World Vision UK’s Board appoints Richard Izard as new Chair
The Board of World Vision UK has appointed Richard Izard as its new Chair.
Richard has taken on the new role, replacing Anna Laszlo, who retired from the board after completing 10 years of service. Richard has been a trustee since 2011.
“I am delighted and honoured to be asked to take on being Chair of the Board of World Vision UK,” he said. “I find World Vision’s impact, improving the lives of millions of the world’s most vulnerable children, deeply moving and inspiring. I have young children myself which has further increased my affinity with the work that World Vision does.”
“We care passionately about the children, that we serve, and their communities and we are prepared to go into the most difficult and fragile contexts to help them,” he said. “We are able to make a real difference because we support communities on a long-term basis, often from the relief effort of an initial crisis through to long term sustainable development. We work systemically with governments and other NGO’s to maximise our impact and we are driven by our Christian faith and a passion to make a difference in the world.”
“As a board, our job is to support, encourage – and challenge sometimes - what’s going on in the organisation. I look forward to working with CEO Tim Pilkington, the rest of the leadership team and the Board of the trustees as we look to build this work in the future.”
Richard has more than fifteen years of board level experience in large multi-national businesses and has held board positions in sales, marketing, commercial, finance and latterly as an M.D. and C.E.O.
Passionate about individual, team and organisational transformation, Richard is currently the Managing Director of Global Leadership Associates (GLA), which works internationally to support the transformation of leaders and organisations.
Richard believes that the ability to perceive the world in a more complex and nuanced way (sometimes known as vertical development) enables leaders to make more sense and be more effective in the VUCA (Volatility, Uncertainty, Complexity, Ambiguity) context that we now live in.
Richard is also keen on sport, particularly rugby, skiing and golf. He lives in West London with Laura, his wife, and children.
International children’s charity, World Vision has urged the UK government to redouble its efforts to support peace in South Sudan and end its child soldier crisis.
The world’s newest nation is grappling with a worsening child soldier crisis as the country marks its seventh independence anniversary this week. Over 19,000 children have been conscripted into various armed groups in the conflict-ridden country, but the actual number could be even higher, World Vision experts warn.
Gavin Crowden, World Vision UK’s Head of Policy, Advocacy and Campaigns, said: “South Sudan is one of the countries with the highest rates of child soldiers in the world.

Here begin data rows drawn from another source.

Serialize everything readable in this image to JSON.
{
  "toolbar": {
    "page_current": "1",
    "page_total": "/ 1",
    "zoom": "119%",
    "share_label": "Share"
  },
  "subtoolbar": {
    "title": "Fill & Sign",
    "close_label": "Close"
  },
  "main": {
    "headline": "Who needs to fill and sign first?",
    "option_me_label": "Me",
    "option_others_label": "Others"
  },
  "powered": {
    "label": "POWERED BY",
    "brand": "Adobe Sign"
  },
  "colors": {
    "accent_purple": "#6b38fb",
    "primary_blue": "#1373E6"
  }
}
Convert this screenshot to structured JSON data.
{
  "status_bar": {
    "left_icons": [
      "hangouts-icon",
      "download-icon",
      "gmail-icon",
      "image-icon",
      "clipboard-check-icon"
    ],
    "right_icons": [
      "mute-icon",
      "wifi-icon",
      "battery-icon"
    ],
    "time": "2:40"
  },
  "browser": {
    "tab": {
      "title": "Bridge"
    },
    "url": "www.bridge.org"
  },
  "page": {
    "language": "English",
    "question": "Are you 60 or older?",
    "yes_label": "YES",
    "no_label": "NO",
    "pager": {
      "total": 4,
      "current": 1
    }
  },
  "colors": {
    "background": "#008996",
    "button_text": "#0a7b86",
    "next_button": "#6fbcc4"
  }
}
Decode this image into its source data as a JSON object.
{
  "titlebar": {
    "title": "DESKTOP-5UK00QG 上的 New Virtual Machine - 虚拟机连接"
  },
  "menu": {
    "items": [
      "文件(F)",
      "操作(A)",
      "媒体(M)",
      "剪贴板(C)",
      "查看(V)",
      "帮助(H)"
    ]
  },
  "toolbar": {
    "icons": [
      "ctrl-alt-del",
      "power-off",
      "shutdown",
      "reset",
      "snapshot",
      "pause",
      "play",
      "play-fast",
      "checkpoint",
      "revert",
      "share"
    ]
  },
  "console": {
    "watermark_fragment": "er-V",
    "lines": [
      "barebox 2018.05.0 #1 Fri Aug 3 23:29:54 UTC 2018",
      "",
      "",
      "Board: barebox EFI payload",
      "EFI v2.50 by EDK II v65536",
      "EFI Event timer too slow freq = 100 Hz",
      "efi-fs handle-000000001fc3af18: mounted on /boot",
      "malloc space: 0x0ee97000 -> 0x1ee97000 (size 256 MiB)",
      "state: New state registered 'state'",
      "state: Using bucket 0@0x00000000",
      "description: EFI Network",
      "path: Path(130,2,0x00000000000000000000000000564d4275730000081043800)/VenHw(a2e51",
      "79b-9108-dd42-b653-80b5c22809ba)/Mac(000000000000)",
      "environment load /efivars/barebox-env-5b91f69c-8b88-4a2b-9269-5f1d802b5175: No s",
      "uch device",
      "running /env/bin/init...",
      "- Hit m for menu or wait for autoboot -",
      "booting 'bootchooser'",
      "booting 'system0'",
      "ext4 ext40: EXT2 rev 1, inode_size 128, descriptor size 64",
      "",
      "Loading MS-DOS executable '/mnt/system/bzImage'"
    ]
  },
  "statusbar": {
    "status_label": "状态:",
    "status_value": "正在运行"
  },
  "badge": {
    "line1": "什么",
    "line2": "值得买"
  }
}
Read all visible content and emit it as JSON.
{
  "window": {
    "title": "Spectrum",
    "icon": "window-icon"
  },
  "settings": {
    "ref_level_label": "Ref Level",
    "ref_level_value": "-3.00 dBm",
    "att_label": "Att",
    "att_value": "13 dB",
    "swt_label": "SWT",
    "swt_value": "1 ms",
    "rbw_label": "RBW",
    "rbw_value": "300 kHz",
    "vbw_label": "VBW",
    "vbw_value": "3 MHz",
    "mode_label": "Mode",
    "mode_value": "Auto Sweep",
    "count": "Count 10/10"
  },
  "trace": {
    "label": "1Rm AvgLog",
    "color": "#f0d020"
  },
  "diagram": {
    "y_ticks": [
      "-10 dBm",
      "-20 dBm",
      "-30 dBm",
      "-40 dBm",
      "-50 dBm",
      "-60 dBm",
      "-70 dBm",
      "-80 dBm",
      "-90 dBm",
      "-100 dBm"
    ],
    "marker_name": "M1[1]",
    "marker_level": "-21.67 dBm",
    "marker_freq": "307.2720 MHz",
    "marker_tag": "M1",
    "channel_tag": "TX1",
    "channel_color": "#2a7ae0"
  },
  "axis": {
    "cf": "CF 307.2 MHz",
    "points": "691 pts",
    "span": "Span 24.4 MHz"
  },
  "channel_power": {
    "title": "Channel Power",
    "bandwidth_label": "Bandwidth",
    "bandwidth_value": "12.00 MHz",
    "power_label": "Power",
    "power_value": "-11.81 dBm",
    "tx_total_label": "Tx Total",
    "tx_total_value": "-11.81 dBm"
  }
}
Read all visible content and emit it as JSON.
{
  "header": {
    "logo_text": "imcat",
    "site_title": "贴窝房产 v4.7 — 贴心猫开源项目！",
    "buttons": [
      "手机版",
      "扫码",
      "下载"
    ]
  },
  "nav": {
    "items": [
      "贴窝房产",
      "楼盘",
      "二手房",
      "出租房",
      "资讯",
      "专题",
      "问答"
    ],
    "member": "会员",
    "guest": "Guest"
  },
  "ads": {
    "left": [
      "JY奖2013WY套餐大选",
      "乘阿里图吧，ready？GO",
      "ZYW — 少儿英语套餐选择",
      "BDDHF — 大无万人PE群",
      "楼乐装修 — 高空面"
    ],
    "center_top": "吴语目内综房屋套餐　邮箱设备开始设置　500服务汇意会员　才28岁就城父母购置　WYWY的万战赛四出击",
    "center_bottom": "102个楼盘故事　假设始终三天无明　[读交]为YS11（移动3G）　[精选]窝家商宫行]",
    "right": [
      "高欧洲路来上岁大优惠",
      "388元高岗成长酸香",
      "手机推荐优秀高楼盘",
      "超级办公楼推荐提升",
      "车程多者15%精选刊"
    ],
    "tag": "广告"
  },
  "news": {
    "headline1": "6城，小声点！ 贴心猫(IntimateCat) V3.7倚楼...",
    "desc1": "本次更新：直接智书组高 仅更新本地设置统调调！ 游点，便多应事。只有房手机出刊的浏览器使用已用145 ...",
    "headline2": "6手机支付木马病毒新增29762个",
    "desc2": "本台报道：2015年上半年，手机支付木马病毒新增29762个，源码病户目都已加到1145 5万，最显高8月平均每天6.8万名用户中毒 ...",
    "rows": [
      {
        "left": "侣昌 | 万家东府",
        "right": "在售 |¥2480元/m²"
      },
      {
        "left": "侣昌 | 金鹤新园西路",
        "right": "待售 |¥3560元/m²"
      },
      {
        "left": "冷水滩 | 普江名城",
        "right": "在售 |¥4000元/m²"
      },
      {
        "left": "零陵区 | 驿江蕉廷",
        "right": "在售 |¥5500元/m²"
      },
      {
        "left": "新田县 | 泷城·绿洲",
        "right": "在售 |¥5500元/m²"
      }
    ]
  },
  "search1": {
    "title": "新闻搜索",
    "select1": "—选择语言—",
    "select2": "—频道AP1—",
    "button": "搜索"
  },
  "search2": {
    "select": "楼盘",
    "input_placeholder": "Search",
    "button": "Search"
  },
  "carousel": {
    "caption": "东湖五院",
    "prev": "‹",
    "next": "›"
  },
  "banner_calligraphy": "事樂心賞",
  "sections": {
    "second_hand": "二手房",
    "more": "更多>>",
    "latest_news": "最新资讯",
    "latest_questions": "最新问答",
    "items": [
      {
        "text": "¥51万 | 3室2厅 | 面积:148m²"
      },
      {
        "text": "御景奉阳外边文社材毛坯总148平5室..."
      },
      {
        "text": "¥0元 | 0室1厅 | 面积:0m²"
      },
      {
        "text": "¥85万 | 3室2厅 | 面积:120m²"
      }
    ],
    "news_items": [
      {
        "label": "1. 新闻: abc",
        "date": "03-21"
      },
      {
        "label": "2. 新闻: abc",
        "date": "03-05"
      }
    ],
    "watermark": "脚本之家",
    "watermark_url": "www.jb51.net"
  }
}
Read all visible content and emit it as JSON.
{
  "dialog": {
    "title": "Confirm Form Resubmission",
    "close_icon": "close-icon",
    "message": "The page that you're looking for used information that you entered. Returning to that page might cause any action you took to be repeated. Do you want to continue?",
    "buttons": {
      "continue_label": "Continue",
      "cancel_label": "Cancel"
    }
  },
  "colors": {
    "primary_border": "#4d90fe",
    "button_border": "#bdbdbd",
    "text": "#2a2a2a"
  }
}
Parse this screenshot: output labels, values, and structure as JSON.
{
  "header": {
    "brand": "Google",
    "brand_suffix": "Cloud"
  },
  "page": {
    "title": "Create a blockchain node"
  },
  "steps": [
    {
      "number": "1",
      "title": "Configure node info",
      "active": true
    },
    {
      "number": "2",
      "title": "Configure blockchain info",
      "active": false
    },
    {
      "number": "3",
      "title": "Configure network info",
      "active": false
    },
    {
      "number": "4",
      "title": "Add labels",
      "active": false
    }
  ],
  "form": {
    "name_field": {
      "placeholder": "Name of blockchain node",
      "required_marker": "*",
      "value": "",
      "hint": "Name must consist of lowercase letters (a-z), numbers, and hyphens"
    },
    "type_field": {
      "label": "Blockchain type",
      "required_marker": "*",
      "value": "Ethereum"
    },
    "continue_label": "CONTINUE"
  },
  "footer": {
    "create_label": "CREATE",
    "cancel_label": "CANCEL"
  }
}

“The new Foreign Secretary Jeremy Hunt took up the job on South Sudan’s seventh birthday – and the UK government has a leading and influential role in South Sudan. While we have hope that as South Sudan's leaders remain in dialogue, and they will urgently arrive at a peaceful resolution to the crisis, we believe UK diplomacy can be key to that peace process. Now is the time for the UK to meet the South Sudanese leaders and offer the political guidance that leads to peace.
“This is an urgent matter as the plight of children in South Sudan is dire, with thousands getting conscripted into fighting forces as child soldiers. Experts place the figure of child soldiers at over 19, 000, but the true number could be higher as it’s difficult for our staff to establish the full extent due to the complexities of this crisis,”he continued.
Warring sides have engaged in peace talks for years, but little progress has been made so far. Since the conflict erupted in 2013, parties have reached several ceasefire agreements, most of which have been subsequently broken.
Seven million people are in need of humanitarian assistance and protection. Of these, up to 60 per cent - or three in five - are internally displaced children.
The South Sudan war has also affected children who are not at risk of recruitment. The country, which already experienced widespread food insecurity and malnutrition, is now facing a hunger crisis due to the conflict. More than 1.1 million children under the age of 5 are acutely malnourished.
World Vision is on the ground assisting children affected by the conflict, which has killed thousands and displaced millions. In February, the organisation – together with the U.N - helped coordinate the release of more than 300 children associated with armed groups in the country.
“It’s heart-breaking. These children are the future of South Sudan. They are the hope of this country,” says Mesfin Loha, World Vision’s Country Programme Director in South Sudan. “They must be allowed to live in peace without fear for their lives. They deserve the chance to go to school and grow in the loving care of their families and friends as they pursue their dreams,” he explained.
World Vision also provides psychological assistance to children who witnessed horrific violence, and, through a foster family system, it helps children who become separated from their families as they flee.
For more information on World Vision’s work in South Sudan, click here.